■ **Exercise data**

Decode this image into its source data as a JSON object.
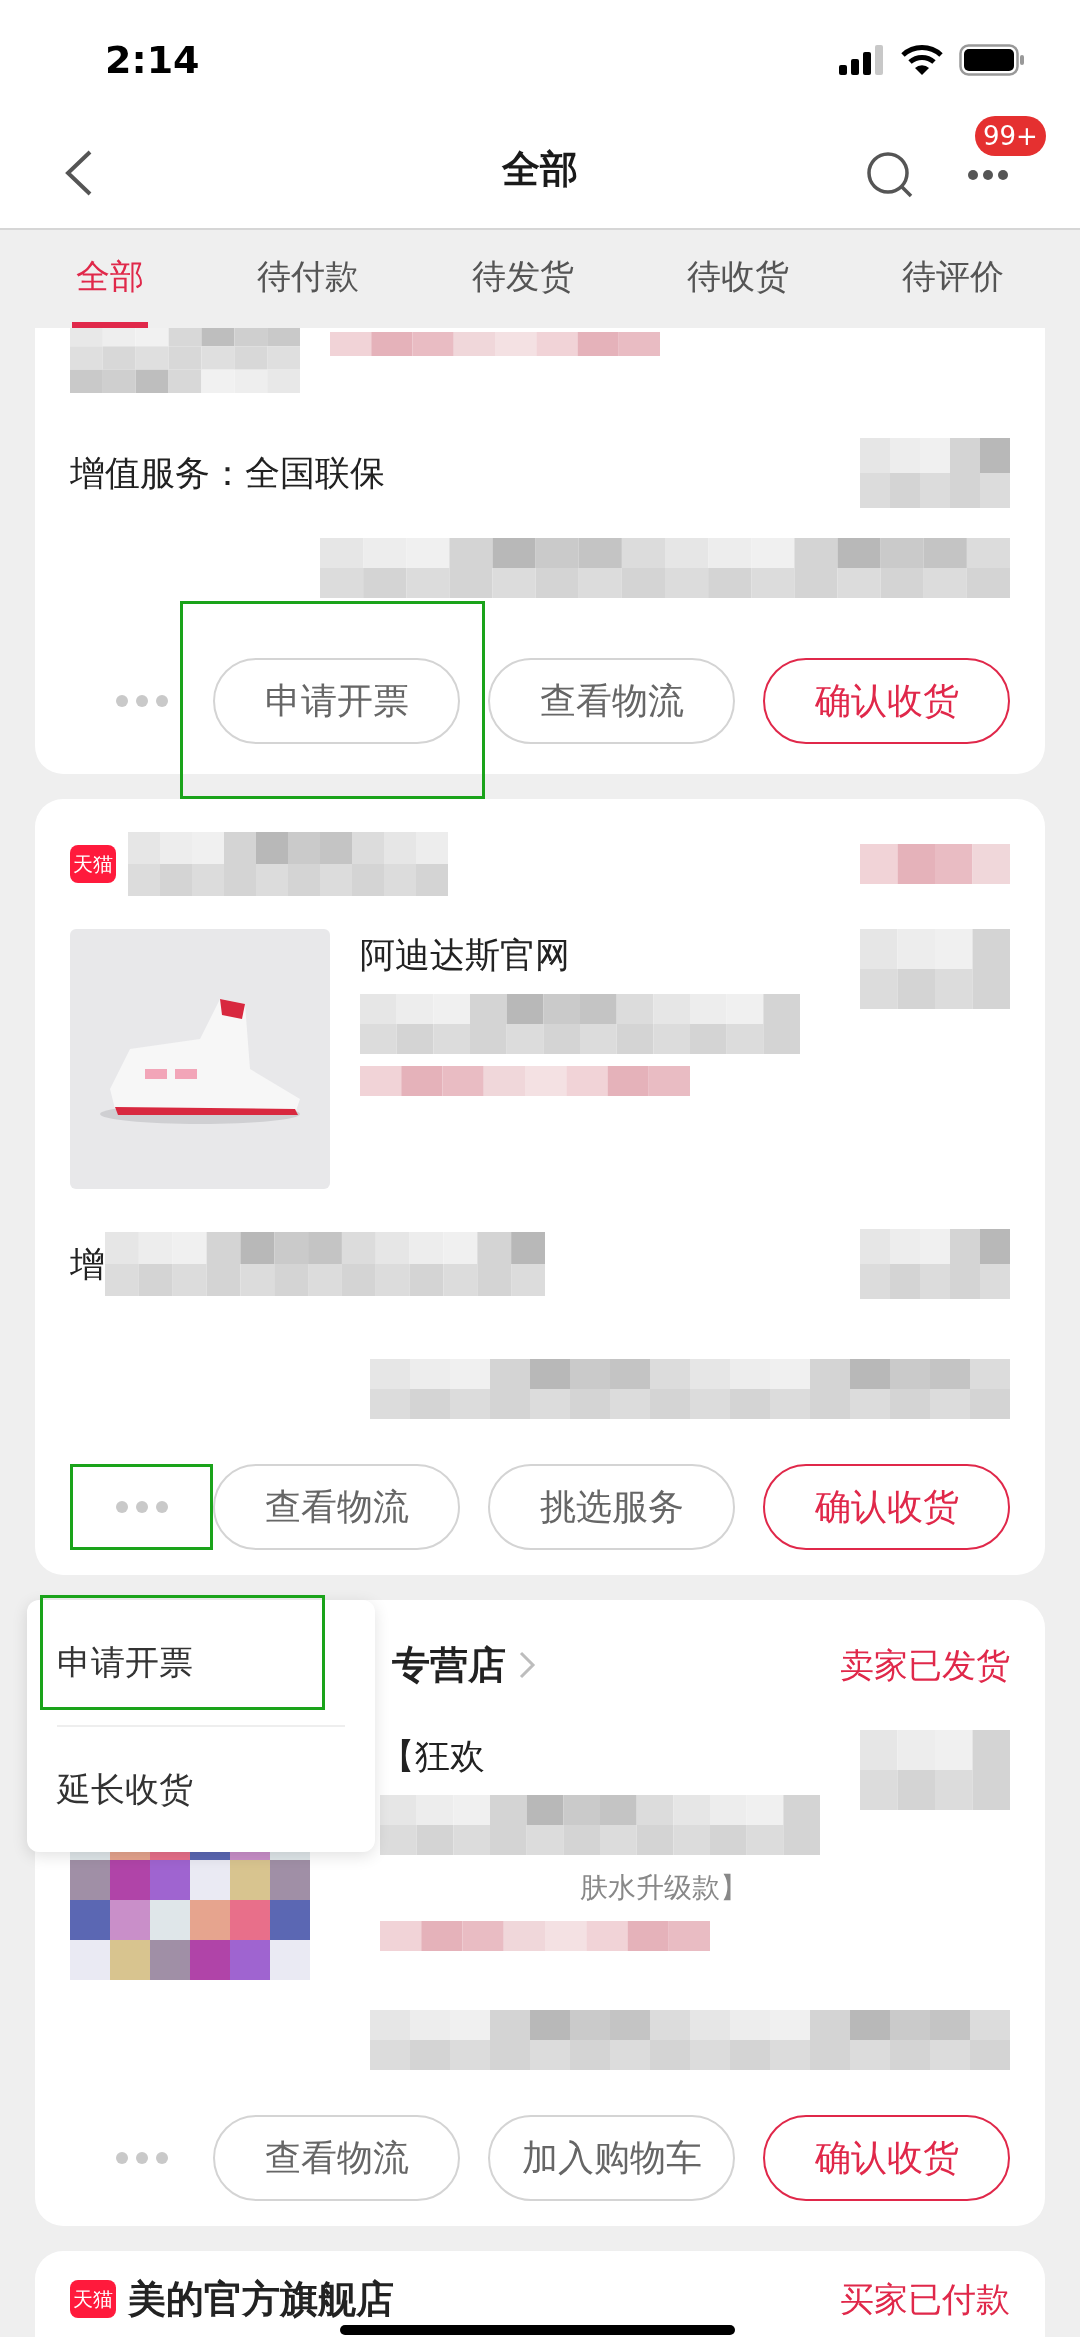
{
  "status_bar": {
    "time": "2:14"
  },
  "nav": {
    "title": "全部",
    "badge": "99+"
  },
  "tabs": [
    {
      "label": "全部",
      "selected": true
    },
    {
      "label": "待付款",
      "selected": false
    },
    {
      "label": "待发货",
      "selected": false
    },
    {
      "label": "待收货",
      "selected": false
    },
    {
      "label": "待评价",
      "selected": false
    }
  ],
  "orders": [
    {
      "kind": "partial",
      "service": "增值服务：全国联保",
      "more_highlighted": false,
      "actions": [
        {
          "label": "申请开票",
          "primary": false,
          "highlighted": true
        },
        {
          "label": "查看物流",
          "primary": false,
          "highlighted": false
        },
        {
          "label": "确认收货",
          "primary": true,
          "highlighted": false
        }
      ]
    },
    {
      "kind": "full",
      "platform_badge": "天猫",
      "product_title": "阿迪达斯官网",
      "service": "增",
      "more_highlighted": true,
      "actions": [
        {
          "label": "查看物流",
          "primary": false,
          "highlighted": false
        },
        {
          "label": "挑选服务",
          "primary": false,
          "highlighted": false
        },
        {
          "label": "确认收货",
          "primary": true,
          "highlighted": false
        }
      ]
    },
    {
      "kind": "full",
      "shop": "专营店",
      "status": "卖家已发货",
      "product_title": "【狂欢",
      "product_note": "肤水升级款】",
      "more_highlighted": false,
      "actions": [
        {
          "label": "查看物流",
          "primary": false,
          "highlighted": false
        },
        {
          "label": "加入购物车",
          "primary": false,
          "highlighted": false
        },
        {
          "label": "确认收货",
          "primary": true,
          "highlighted": false
        }
      ]
    },
    {
      "kind": "header_only",
      "platform_badge": "天猫",
      "shop": "美的官方旗舰店",
      "status": "买家已付款"
    }
  ],
  "popup_menu": {
    "items": [
      {
        "label": "申请开票",
        "highlighted": true
      },
      {
        "label": "延长收货",
        "highlighted": false
      }
    ]
  }
}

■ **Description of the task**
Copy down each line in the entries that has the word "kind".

■ **Final answer**
      "kind": "partial",
      "kind": "full",
      "kind": "full",
      "kind": "header_only",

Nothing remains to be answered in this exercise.